Denmark’s center of power for hundreds of years, Viborg served as a key trading post for the Jutland peninsula, a spiritual center, a crowning place for Kings and a decision-making stronghold.
Although Viborg’s status all but disappeared when absolute monarchy was introduced in 1660, the city retains many historic buildings that recall Viborg’s importance long ago.
While not somewhere to base an entire vacation, there are several things to do in Viborg that make it a good addition to a Denmark road trip, long-distance cycling trip or an easy day trip from Aarhus.
Viborg’s Cathedral Quarter
At the height of Viborg’s importance, bishops and noblemen ordered the construction of several monumental buildings across the city. The distinctive two-towered cathedral is the best known but the whole area is worth a visit even during the briefest stop in the city.
Although originally built in 1140, most of Viborg cathedral as it stands today dates from 1876 due to several devastating fires.
Paying the token entrance fee is well worth it to appreciate the 84 frescoes by Joakim Skovgaard, added in the early 20th century. The cathedral is only open for a few hours a day (typically 11am-3pm) but stays open a little later in high season.

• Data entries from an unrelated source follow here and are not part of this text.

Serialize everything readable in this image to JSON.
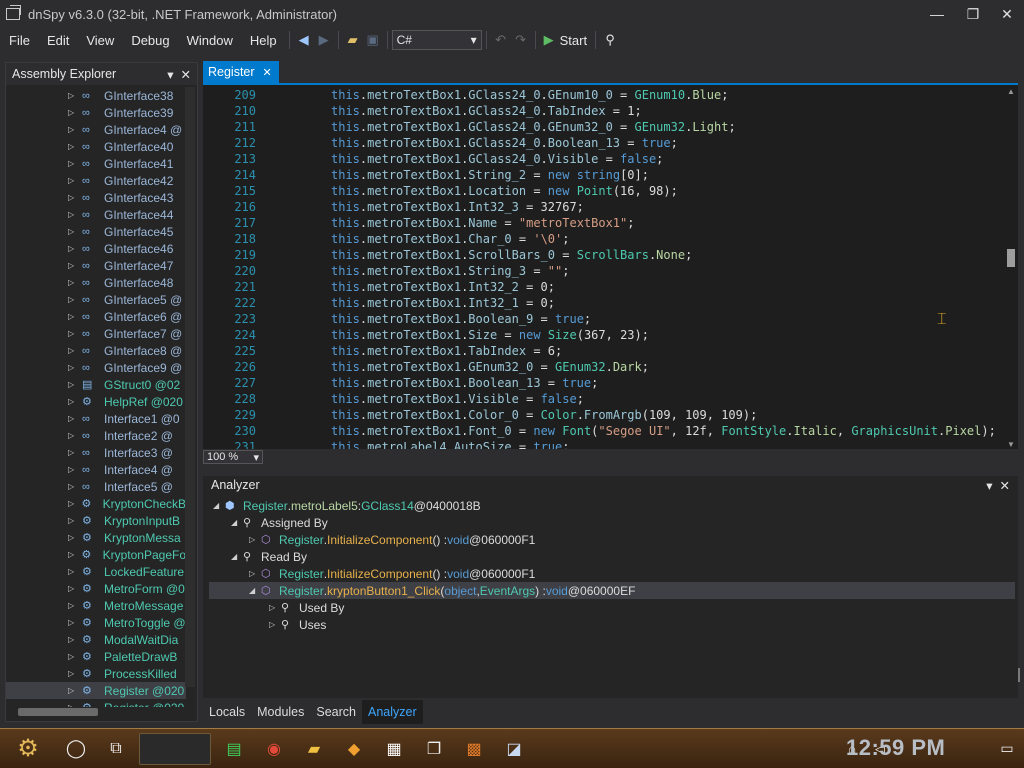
{
  "window": {
    "title": "dnSpy v6.3.0 (32-bit, .NET Framework, Administrator)",
    "minimize": "—",
    "maximize": "❐",
    "close": "✕"
  },
  "menu": {
    "items": [
      "File",
      "Edit",
      "View",
      "Debug",
      "Window",
      "Help"
    ],
    "language": "C#",
    "start_label": "Start"
  },
  "assembly_explorer": {
    "title": "Assembly Explorer",
    "items": [
      {
        "label": "GInterface38",
        "icon": "interface-icon"
      },
      {
        "label": "GInterface39",
        "icon": "interface-icon"
      },
      {
        "label": "GInterface4 @",
        "icon": "interface-icon"
      },
      {
        "label": "GInterface40",
        "icon": "interface-icon"
      },
      {
        "label": "GInterface41",
        "icon": "interface-icon"
      },
      {
        "label": "GInterface42",
        "icon": "interface-icon"
      },
      {
        "label": "GInterface43",
        "icon": "interface-icon"
      },
      {
        "label": "GInterface44",
        "icon": "interface-icon"
      },
      {
        "label": "GInterface45",
        "icon": "interface-icon"
      },
      {
        "label": "GInterface46",
        "icon": "interface-icon"
      },
      {
        "label": "GInterface47",
        "icon": "interface-icon"
      },
      {
        "label": "GInterface48",
        "icon": "interface-icon"
      },
      {
        "label": "GInterface5 @",
        "icon": "interface-icon"
      },
      {
        "label": "GInterface6 @",
        "icon": "interface-icon"
      },
      {
        "label": "GInterface7 @",
        "icon": "interface-icon"
      },
      {
        "label": "GInterface8 @",
        "icon": "interface-icon"
      },
      {
        "label": "GInterface9 @",
        "icon": "interface-icon"
      },
      {
        "label": "GStruct0 @02",
        "icon": "struct-icon"
      },
      {
        "label": "HelpRef @020",
        "icon": "class-icon"
      },
      {
        "label": "Interface1 @0",
        "icon": "interface-icon"
      },
      {
        "label": "Interface2 @",
        "icon": "interface-icon"
      },
      {
        "label": "Interface3 @",
        "icon": "interface-icon"
      },
      {
        "label": "Interface4 @",
        "icon": "interface-icon"
      },
      {
        "label": "Interface5 @",
        "icon": "interface-icon"
      },
      {
        "label": "KryptonCheckB",
        "icon": "class-icon"
      },
      {
        "label": "KryptonInputB",
        "icon": "class-icon"
      },
      {
        "label": "KryptonMessa",
        "icon": "class-icon"
      },
      {
        "label": "KryptonPageFo",
        "icon": "class-icon"
      },
      {
        "label": "LockedFeature",
        "icon": "class-icon"
      },
      {
        "label": "MetroForm @0",
        "icon": "class-icon"
      },
      {
        "label": "MetroMessage",
        "icon": "class-icon"
      },
      {
        "label": "MetroToggle @",
        "icon": "class-icon"
      },
      {
        "label": "ModalWaitDia",
        "icon": "class-icon"
      },
      {
        "label": "PaletteDrawB",
        "icon": "class-icon"
      },
      {
        "label": "ProcessKilled",
        "icon": "class-icon"
      },
      {
        "label": "Register @020",
        "icon": "class-icon",
        "selected": true
      },
      {
        "label": "Register @020",
        "icon": "class-icon"
      }
    ]
  },
  "editor": {
    "tab_label": "Register",
    "zoom": "100 %",
    "lines": [
      {
        "n": "209",
        "text": "this.metroTextBox1.GClass24_0.GEnum10_0 = GEnum10.Blue;"
      },
      {
        "n": "210",
        "text": "this.metroTextBox1.GClass24_0.TabIndex = 1;"
      },
      {
        "n": "211",
        "text": "this.metroTextBox1.GClass24_0.GEnum32_0 = GEnum32.Light;"
      },
      {
        "n": "212",
        "text": "this.metroTextBox1.GClass24_0.Boolean_13 = true;"
      },
      {
        "n": "213",
        "text": "this.metroTextBox1.GClass24_0.Visible = false;"
      },
      {
        "n": "214",
        "text": "this.metroTextBox1.String_2 = new string[0];"
      },
      {
        "n": "215",
        "text": "this.metroTextBox1.Location = new Point(16, 98);"
      },
      {
        "n": "216",
        "text": "this.metroTextBox1.Int32_3 = 32767;"
      },
      {
        "n": "217",
        "text": "this.metroTextBox1.Name = \"metroTextBox1\";"
      },
      {
        "n": "218",
        "text": "this.metroTextBox1.Char_0 = '\\0';"
      },
      {
        "n": "219",
        "text": "this.metroTextBox1.ScrollBars_0 = ScrollBars.None;"
      },
      {
        "n": "220",
        "text": "this.metroTextBox1.String_3 = \"\";"
      },
      {
        "n": "221",
        "text": "this.metroTextBox1.Int32_2 = 0;"
      },
      {
        "n": "222",
        "text": "this.metroTextBox1.Int32_1 = 0;"
      },
      {
        "n": "223",
        "text": "this.metroTextBox1.Boolean_9 = true;"
      },
      {
        "n": "224",
        "text": "this.metroTextBox1.Size = new Size(367, 23);"
      },
      {
        "n": "225",
        "text": "this.metroTextBox1.TabIndex = 6;"
      },
      {
        "n": "226",
        "text": "this.metroTextBox1.GEnum32_0 = GEnum32.Dark;"
      },
      {
        "n": "227",
        "text": "this.metroTextBox1.Boolean_13 = true;"
      },
      {
        "n": "228",
        "text": "this.metroTextBox1.Visible = false;"
      },
      {
        "n": "229",
        "text": "this.metroTextBox1.Color_0 = Color.FromArgb(109, 109, 109);"
      },
      {
        "n": "230",
        "text": "this.metroTextBox1.Font_0 = new Font(\"Segoe UI\", 12f, FontStyle.Italic, GraphicsUnit.Pixel);"
      },
      {
        "n": "231",
        "text": "this.metroLabel4.AutoSize = true;"
      }
    ]
  },
  "analyzer": {
    "title": "Analyzer",
    "root": {
      "type": "Register",
      "member": "metroLabel5",
      "sep": " : ",
      "ftype": "GClass14",
      "token": " @0400018B"
    },
    "assigned_by": "Assigned By",
    "assigned_item": {
      "type": "Register",
      "method": "InitializeComponent",
      "sig": "() : ",
      "ret": "void",
      "token": " @060000F1"
    },
    "read_by": "Read By",
    "read_item1": {
      "type": "Register",
      "method": "InitializeComponent",
      "sig": "() : ",
      "ret": "void",
      "token": " @060000F1"
    },
    "read_item2": {
      "type": "Register",
      "method": "kryptonButton1_Click",
      "p1": "object",
      "p2": "EventArgs",
      "ret": "void",
      "token": " @060000EF"
    },
    "used_by": "Used By",
    "uses": "Uses"
  },
  "bottom_tabs": [
    "Locals",
    "Modules",
    "Search",
    "Analyzer"
  ],
  "taskbar": {
    "clock": "12:59 PM"
  },
  "colors": {
    "accent": "#007acc",
    "background": "#1e1e1e"
  }
}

It might not seem so grand today, but the small grassy area just north of the cathedral known as Stænderpladsen was once Denmark’s most important public square, home to the original governing assembly.
A granite stone erected in 1941 commemorates the 1241 Jutlandic law that was passed here, while a sculpture known as the ‘goddess of justice’ was a gift to the city on its anniversary in 1950.
Before you leave the quarter, it’s worth calling into Skovgaard Museum, housed within the 18th century old town hall. The main art museum of Viborg houses works by the Skovgaard family, including Joakim who was responsible for the cathedral frescoes, alongside ceramics and early Danish design.
Explore the Historic Jutland landscape
Southwest of Viborg, De Fem Halder is a collection of castle ruins and manor houses by the lake ‘Hald Sø’ in one of Denmark’s most picturesque regions. Many political and religious dramas in Northern Europe began here, most notably during the Reformation.
Even if you’re not interested in the history, the area is a pleasant one for walking or picnics. The area has been improved over recent years and is now more accessible than ever before. On the southern side of the lake, Dollerup Bakker is a top location for nature walks.
Around 11 miles north of Viborg, Hvolris Jernalderlandsby gives visitors an insight into life in Iron Age Scandinavia. A recreated Iron Age village sits alongside archaeological sites. The site is open year-round but the best time to visit is in July and during the October school vacation when actors bring the stories to life.
World’s largest minestone mine
Mønsted Kalkgruber is the world’s largest limestone mine. Just 10 miles west of Viborg, a trip here is a must for anyone with even a passing interest in geology. Around 2.5 miles of paths are open to guests, some of which are illuminated while others require a flashlight.
Experience underground lakes, streams and the habitat of several species of bat. A film about the pits plays on a screen by the largest lake. Above ground, the old limestone factory and museum tell the story of the mines and the lives of both the miners and the bats. Booking a ticket online in advance is a must.
How to get to Viborg
Viborg is within a few hours’ driving time of the ferries that call at the northern end of Denmark’s Jutland peninsula. These include ferries from Gothenburg in Sweden, Oslo, Kristiansand and Narvik in Norway, and the long-distance service to the Faroe Islands and Iceland.
By train, Viborg can be reached in a little over 4 hours from Copenhagen with a change of train required at Aarhus.
By air, travelers can choose to fly into Copenhagen and take the train from there or take a connecting flight to Aarhus airport. From Aarhus, Viborg is about 1.5 hours by car. At the time of writing, there are very few international flights into Aarhus, although Ryanair does fly there directly from London-Stansted.